Temple in Batukaru, Bali. Click to enlarge.
Key Management Challenges
In general, the farmers are optimistic about the World Heritage Site and see it as an opportunity to address the problems they experienced. But based on the focus group discussions, interviews and other discussions with various actors, the researchers have identified several key challenges that need to be overcome so that the World Heritage Site truly benefits the farmers, their subaks and the province. These key challenges are:
- Lack of information about the World Heritage Site
- Sustaining the subaks in light of the World Heritage Site
- Expectations of the World Heritage Site
- Increasing land speculation
- 5 Impacts of increased tourism
- Long-term implications of uncoordinated policies
Each of these challenges are discussed in detail in the report, and one main conclusion that can be drawn is that the resolution of these issues will require political will and engagement at all levels of government and – just as important – meaningful participation by all key stakeholders, particularly the subaks.
To protect the outstanding universal value, integrity and authenticity of the subak landscape as a World Heritage Site, it is crucial to address land conversion. This requires ensuring a continuous supply of water for the subaks, maintaining land for farming, ensuring that labour is available, and ensuring that there are enough funds for rituals. All the CAB actors need to work together to address these issues, but formal mechanisms have yet to be set up to enable those conversations. As of March 2015, the Coordination Forum had not met again since its inaugural session in 2014, and the government of Tabanan Regency has yet to create an administrative body to manage the World Heritage Site in its jurisdiction. Ongoing efforts led by the subaks and their pekasehs must also continue.
Although these recommendations are solely for the CAB and do not apply to other parts of the World Heritage Site, our intention is to ensure that the World Heritage Site protects the universal values that make Bali unique and sustains the subaks into the future while improving people’s well-being. To address these cross-cutting concerns, we suggest a number of options, including:
• Implement the UNESCO- approved management plan and make better use of existing materials.
• Establish a badan pengelola at the regency level or consider an interim authority.
• Engage meaningfully with the Forum Pekaseh.
• Expand engagement with other actors in the World Heritage Site area.
The ingredients for a successful farmer-led management system are already in place in the subaks. The members of Forum Pekaseh have also codified the rules that bind them and defined their responsibilities. The goals of the UNESCO World Heritage Convention can thus be realized in the Bali Cultural Landscape, if key institutions are made to work better.

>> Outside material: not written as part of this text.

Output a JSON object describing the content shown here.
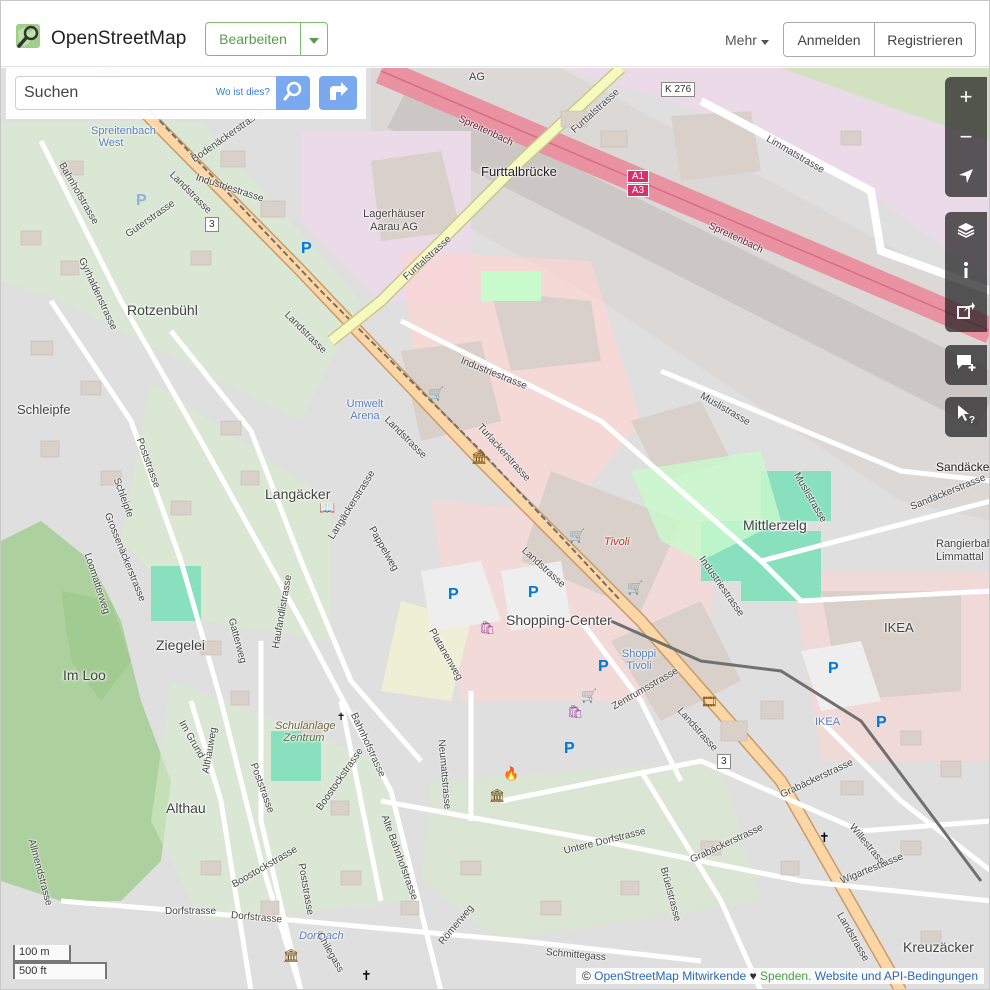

Most of all, in our view, the future of the Bali Cultural Landscape depends on how well the relevant governance institutions in Indonesia can empower the farmers to oversee and manage the heritage they built.
Salamanca, A.M., A. Nugroho, M. Osbeck, S. Bharwani and N. Dwisasanti (2015), “Managing a living cultural landscape: Bali’s subaks and the Unesco World Heritage Site”. SEI Project Report 2015-15.

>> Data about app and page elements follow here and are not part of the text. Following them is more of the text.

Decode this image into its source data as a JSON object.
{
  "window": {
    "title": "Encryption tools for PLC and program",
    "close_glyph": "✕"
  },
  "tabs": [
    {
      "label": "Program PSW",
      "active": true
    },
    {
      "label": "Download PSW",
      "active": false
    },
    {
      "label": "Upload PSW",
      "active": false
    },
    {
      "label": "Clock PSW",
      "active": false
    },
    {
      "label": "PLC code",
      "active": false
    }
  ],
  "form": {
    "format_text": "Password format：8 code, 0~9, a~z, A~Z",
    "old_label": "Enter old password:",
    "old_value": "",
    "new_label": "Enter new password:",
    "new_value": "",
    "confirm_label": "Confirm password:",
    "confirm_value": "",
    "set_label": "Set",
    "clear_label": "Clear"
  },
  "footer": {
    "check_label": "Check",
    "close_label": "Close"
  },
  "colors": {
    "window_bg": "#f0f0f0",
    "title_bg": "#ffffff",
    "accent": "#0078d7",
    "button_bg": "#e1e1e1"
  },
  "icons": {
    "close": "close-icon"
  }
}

Further resources from the project: Partnership for Governance Transition: Cultural Landscape of Bali